While Fox has kept pace on the night shift for a steady amount of time, it is different for the group’s enlisted members, according to Staff Sgt. Austin Joyce, an aerospace medical technician.

“Enlisted members rotate between the day and night shift every three to six months, depending on the needs of the unit,” Joyce said. “They switched me to night shift back in January, and this is my second time on night shift.”

Joyce’s responsibilities include monitoring patient’s inputs and outputs, general patient care and putting in lab orders as needed. Every technician who works in the ICU also has to be telemetry-certified so they are able to monitor the cardiac levels of patients.

“We have a good nursing staff here that often helps me out by watching the telemetry system when I’m not able to due to my floor technician duties,” he said. “During the day, there are more technicians on hand, but at night there are only normally a couple of us on shift, so that’s what I would say is the biggest challenge that most night technicians face.”

As an Airman, Joyce says he is trained in a much broader range of skill sets than what he could do if he worked off base.

“We can do things like give IVs, but in the outside world, nurses and paramedics are the only people that can give IVs,” he added. “The ICU techs are all ACL-certified as well, so we have the ability to help push meds in a code scenario, and we can help with shocks and compressions.”

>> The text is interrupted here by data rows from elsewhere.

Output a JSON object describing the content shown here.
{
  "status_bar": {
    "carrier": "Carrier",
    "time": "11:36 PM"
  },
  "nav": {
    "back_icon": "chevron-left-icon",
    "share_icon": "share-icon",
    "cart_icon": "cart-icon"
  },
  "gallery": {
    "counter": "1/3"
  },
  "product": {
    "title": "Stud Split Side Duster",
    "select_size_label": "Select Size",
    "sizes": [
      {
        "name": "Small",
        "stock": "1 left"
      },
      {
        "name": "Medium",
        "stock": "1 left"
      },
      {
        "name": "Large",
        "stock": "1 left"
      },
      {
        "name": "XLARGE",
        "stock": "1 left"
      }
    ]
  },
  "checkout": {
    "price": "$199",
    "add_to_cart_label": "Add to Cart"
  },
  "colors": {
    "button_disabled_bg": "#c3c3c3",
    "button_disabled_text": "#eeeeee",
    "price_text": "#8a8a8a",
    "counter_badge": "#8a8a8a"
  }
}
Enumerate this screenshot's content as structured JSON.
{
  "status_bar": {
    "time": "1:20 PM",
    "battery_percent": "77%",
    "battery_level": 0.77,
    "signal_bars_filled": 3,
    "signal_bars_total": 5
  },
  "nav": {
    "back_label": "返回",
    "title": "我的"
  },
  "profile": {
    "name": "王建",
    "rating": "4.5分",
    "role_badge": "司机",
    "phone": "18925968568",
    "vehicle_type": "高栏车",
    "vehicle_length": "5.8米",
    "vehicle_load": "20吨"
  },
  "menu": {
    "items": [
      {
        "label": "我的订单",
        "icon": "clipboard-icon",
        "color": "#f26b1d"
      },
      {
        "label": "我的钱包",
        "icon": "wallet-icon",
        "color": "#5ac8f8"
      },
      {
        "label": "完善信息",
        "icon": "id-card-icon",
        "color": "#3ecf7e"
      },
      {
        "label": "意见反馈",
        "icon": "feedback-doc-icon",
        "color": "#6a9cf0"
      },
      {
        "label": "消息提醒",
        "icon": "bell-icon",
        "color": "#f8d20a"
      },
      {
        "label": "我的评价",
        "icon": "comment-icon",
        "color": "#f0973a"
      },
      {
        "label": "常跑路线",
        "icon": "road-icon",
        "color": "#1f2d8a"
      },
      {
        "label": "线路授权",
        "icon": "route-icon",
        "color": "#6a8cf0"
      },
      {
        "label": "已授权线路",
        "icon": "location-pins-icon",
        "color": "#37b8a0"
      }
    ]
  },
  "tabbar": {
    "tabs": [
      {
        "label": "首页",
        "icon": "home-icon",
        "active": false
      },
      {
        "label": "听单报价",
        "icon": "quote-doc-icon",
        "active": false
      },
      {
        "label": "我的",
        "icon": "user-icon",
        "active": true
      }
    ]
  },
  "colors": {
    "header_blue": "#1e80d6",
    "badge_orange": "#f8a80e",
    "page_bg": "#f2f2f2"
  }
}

Fox’s role as a registered nurse involves taking care of up to six patients and doing a wide variety of tasks.

“I’m responsible for monitoring patient vitals, handing out medications, changing dressings, and inserting catheters and tubes and other things like that which the patient may need during the overnight hours,” she said.

For Hartze, as the in-house supervisor, it is a bit different. Her job is not to see patients. She ensures the floors are properly staffed and everyone is being taken care of.

“I round periodically throughout the night to check and see how things are going with everyone,” she said. “Sometimes, I make adjustments to where people are being staffed based on the needs of that night.”

In addition to overseeing patient care, Hartze also uses the night’s slower times to do some professional staff development.

“I’ll go around and have a conversation with the team about leadership and ethics and some of the challenges of being a military leader,” she said. “I believe that it is applicable to everyone in our organization, regardless of your rank or your position, because in the medical profession, in the health care field, we have a concept called trusted care.

“Everyone in this organization is a leader, and everyone has a responsibility to speak up and speak out. Because that’s how we take care of our patients and provide for patient safety.”

Anytime day or night, Wright-Patterson Medical Center staff stand ready to help.

“Some of our patients have been known to bypass other facilities because they want to be seen here,” Hartze said. “So even though they may live on the southside of Dayton, and they have a health care need that they feel is urgent or emergent, they choose to bypass two or three other civilian facilities, because they want to be seen here at Wright-Patt Medical Center.”

Fox agrees, saying the 88th Medical Group is prepared to take care of any patient need.

“It’s totally fine to come in middle of the night,” she said. “If you need to be seen, we’re here and sufficiently staffed so that we can handle whatever comes in.”